Record Type: Non-Journal
Publication Date: 2010
Pages: 167
Abstractor: As Provided
Reference Count: N/A
ISBN: ISBN-978-1-1241-0369-3
A Content Analysis of Visual Aesthetics' Occurrences in Instructional Design Textbooks
Brown, Lori A.
ProQuest LLC, Ph.D. Dissertation, University of Northern Colorado

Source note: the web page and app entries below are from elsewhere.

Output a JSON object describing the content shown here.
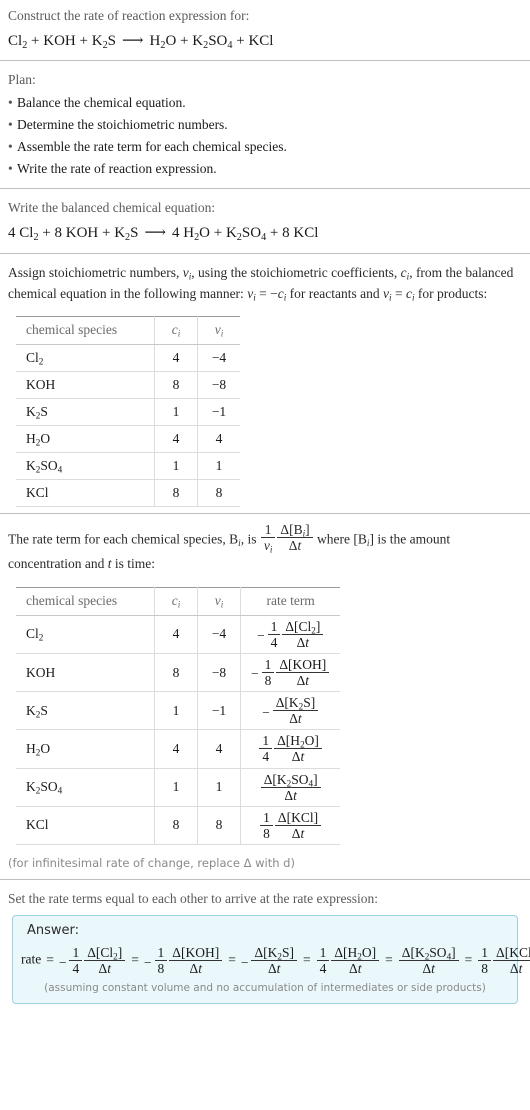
{
  "header": {
    "prompt": "Construct the rate of reaction expression for:",
    "equation": {
      "reactants": [
        "Cl_2",
        "KOH",
        "K_2S"
      ],
      "products": [
        "H_2O",
        "K_2SO_4",
        "KCl"
      ],
      "arrow": "⟶"
    }
  },
  "plan": {
    "label": "Plan:",
    "items": [
      "Balance the chemical equation.",
      "Determine the stoichiometric numbers.",
      "Assemble the rate term for each chemical species.",
      "Write the rate of reaction expression."
    ]
  },
  "balanced": {
    "label": "Write the balanced chemical equation:",
    "reactants": [
      {
        "coeff": "4",
        "formula": "Cl_2"
      },
      {
        "coeff": "8",
        "formula": "KOH"
      },
      {
        "coeff": "",
        "formula": "K_2S"
      }
    ],
    "products": [
      {
        "coeff": "4",
        "formula": "H_2O"
      },
      {
        "coeff": "",
        "formula": "K_2SO_4"
      },
      {
        "coeff": "8",
        "formula": "KCl"
      }
    ],
    "arrow": "⟶"
  },
  "assign": {
    "paragraph_1": "Assign stoichiometric numbers, ",
    "sym_nu": "ν",
    "paragraph_2": ", using the stoichiometric coefficients, ",
    "sym_c": "c",
    "paragraph_3": ", from the balanced chemical equation in the following manner: ",
    "rule_reactants": " = −",
    "paragraph_4": " for reactants and ",
    "rule_products": " = ",
    "paragraph_5": " for products:"
  },
  "table_stoich": {
    "headers": [
      "chemical species",
      "c",
      "ν"
    ],
    "header_sub": "i",
    "rows": [
      {
        "species": "Cl_2",
        "c": "4",
        "nu": "−4"
      },
      {
        "species": "KOH",
        "c": "8",
        "nu": "−8"
      },
      {
        "species": "K_2S",
        "c": "1",
        "nu": "−1"
      },
      {
        "species": "H_2O",
        "c": "4",
        "nu": "4"
      },
      {
        "species": "K_2SO_4",
        "c": "1",
        "nu": "1"
      },
      {
        "species": "KCl",
        "c": "8",
        "nu": "8"
      }
    ]
  },
  "rate_intro": {
    "part_1": "The rate term for each chemical species, B",
    "sub_i": "i",
    "part_2": ", is ",
    "frac_num": "1",
    "frac_den": "ν",
    "delta_num": "Δ[B",
    "delta_den": "Δt",
    "part_3": " where [B",
    "part_4": "] is the amount concentration and ",
    "part_5": " is time:"
  },
  "table_rate": {
    "headers": [
      "chemical species",
      "c",
      "ν",
      "rate term"
    ],
    "header_sub": "i",
    "rows": [
      {
        "species": "Cl_2",
        "c": "4",
        "nu": "−4",
        "sign": "−",
        "coeff_num": "1",
        "coeff_den": "4",
        "delta_num": "Δ[Cl_2]",
        "delta_den": "Δt"
      },
      {
        "species": "KOH",
        "c": "8",
        "nu": "−8",
        "sign": "−",
        "coeff_num": "1",
        "coeff_den": "8",
        "delta_num": "Δ[KOH]",
        "delta_den": "Δt"
      },
      {
        "species": "K_2S",
        "c": "1",
        "nu": "−1",
        "sign": "−",
        "coeff_num": "",
        "coeff_den": "",
        "delta_num": "Δ[K_2S]",
        "delta_den": "Δt"
      },
      {
        "species": "H_2O",
        "c": "4",
        "nu": "4",
        "sign": "",
        "coeff_num": "1",
        "coeff_den": "4",
        "delta_num": "Δ[H_2O]",
        "delta_den": "Δt"
      },
      {
        "species": "K_2SO_4",
        "c": "1",
        "nu": "1",
        "sign": "",
        "coeff_num": "",
        "coeff_den": "",
        "delta_num": "Δ[K_2SO_4]",
        "delta_den": "Δt"
      },
      {
        "species": "KCl",
        "c": "8",
        "nu": "8",
        "sign": "",
        "coeff_num": "1",
        "coeff_den": "8",
        "delta_num": "Δ[KCl]",
        "delta_den": "Δt"
      }
    ],
    "footnote": "(for infinitesimal rate of change, replace Δ with d)"
  },
  "final": {
    "label": "Set the rate terms equal to each other to arrive at the rate expression:",
    "answer_label": "Answer:",
    "rate_word": "rate",
    "equals": "=",
    "terms": [
      {
        "sign": "−",
        "coeff_num": "1",
        "coeff_den": "4",
        "delta_num": "Δ[Cl_2]",
        "delta_den": "Δt"
      },
      {
        "sign": "−",
        "coeff_num": "1",
        "coeff_den": "8",
        "delta_num": "Δ[KOH]",
        "delta_den": "Δt"
      },
      {
        "sign": "−",
        "coeff_num": "",
        "coeff_den": "",
        "delta_num": "Δ[K_2S]",
        "delta_den": "Δt"
      },
      {
        "sign": "",
        "coeff_num": "1",
        "coeff_den": "4",
        "delta_num": "Δ[H_2O]",
        "delta_den": "Δt"
      },
      {
        "sign": "",
        "coeff_num": "",
        "coeff_den": "",
        "delta_num": "Δ[K_2SO_4]",
        "delta_den": "Δt"
      },
      {
        "sign": "",
        "coeff_num": "1",
        "coeff_den": "8",
        "delta_num": "Δ[KCl]",
        "delta_den": "Δt"
      }
    ],
    "note": "(assuming constant volume and no accumulation of intermediates or side products)"
  }
}
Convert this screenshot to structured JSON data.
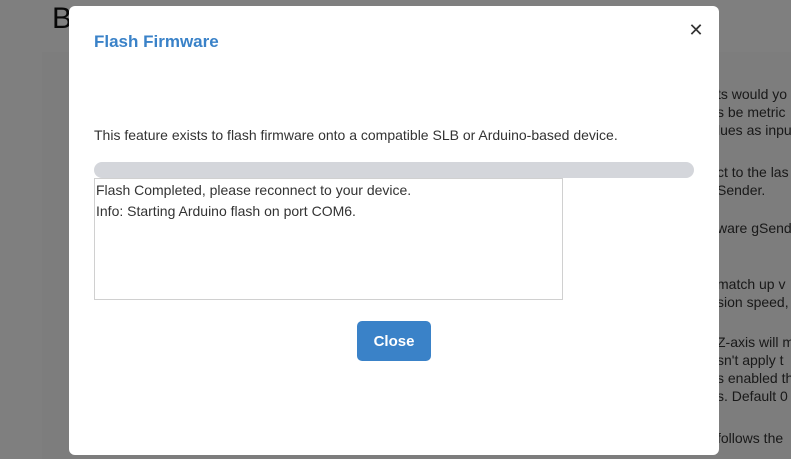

Visual aesthetics in instructional design was defined for the purposes of this dissertation by the design actions of contrast, alignment, repetition, and proximity (CARP), insofar as they contribute to learning experience. Occurrences of visual aesthetics were identified and analyzed in three frequently required, graduate-level textbooks in instructional design in North America: "Designing Effective Instruction" (Morrison, Ross, & Kemp, 2007), "The Systematic Design of Instruction" (Dick, Carey, & Carey, 2009), and "Instructional Design" (Smith & Ragan, 2005). The categories of visual aesthetics were represented by keyword lists and composed of synonyms and associated terms to capture the most accurate and broad uses of visual aesthetics. Keyword lists were transformed into a categorization dictionary and imported into WordStat, a computerized content analysis software program. Theoretical foundations of visual aesthetics were explored through analyses of the origins and current demands of the field and justified consideration of visual aesthetics through the design actions of CARP and their impact on learning experience. The literature review, also, provided the rationalization for exploring visual aesthetics beyond existing pedagogical biases and/or technological constraints to engage the learner to the greatest extent. Chi-square analyses indicated a significant difference in the proportions of the occurrence of keywords in the keyword list categories of CARP and learning experience. Post-hoc comparisons ("z"-tests) demonstrated significant differences of proportions in frequency of keywords, comprising the definition of visual aesthetics among all combinations of textbooks. All "z"-tests resulted in scores beyond the critical "z"-score of +/- 1.96, the greatest difference having occurred between the textbooks of Dick, Carey, and Carey (2009) and Smith and Ragan (2005). Ultimately, the content analysis revealed relatively infrequent occurrences of visual aesthetics through often conflicting and negative expressions. The results of this study may be viewed as a starting point for future exploration and understanding of visual aesthetics in instructional design by providing an empirical basis for analyzing its manifestation in the literature of the field. [The dissertation citations contained here are published with the permission of ProQuest LLC. Further reproduction is prohibited without permission. Copies of dissertations may be obtained by Telephone (800) 1-800-521-0600. Web page:]
ProQuest LLC. 789 East Eisenhower Parkway, P.O. Box 1346, Ann Arbor, MI 48106. Tel: 800-521-0600; Web site:
Publication Type: Dissertations/Theses - Doctoral Dissertations
Education Level: Higher Education; Postsecondary Education
Audience: N/A
Language: English
Sponsor: N/A
Authoring Institution: N/A
Identifiers - Location: North America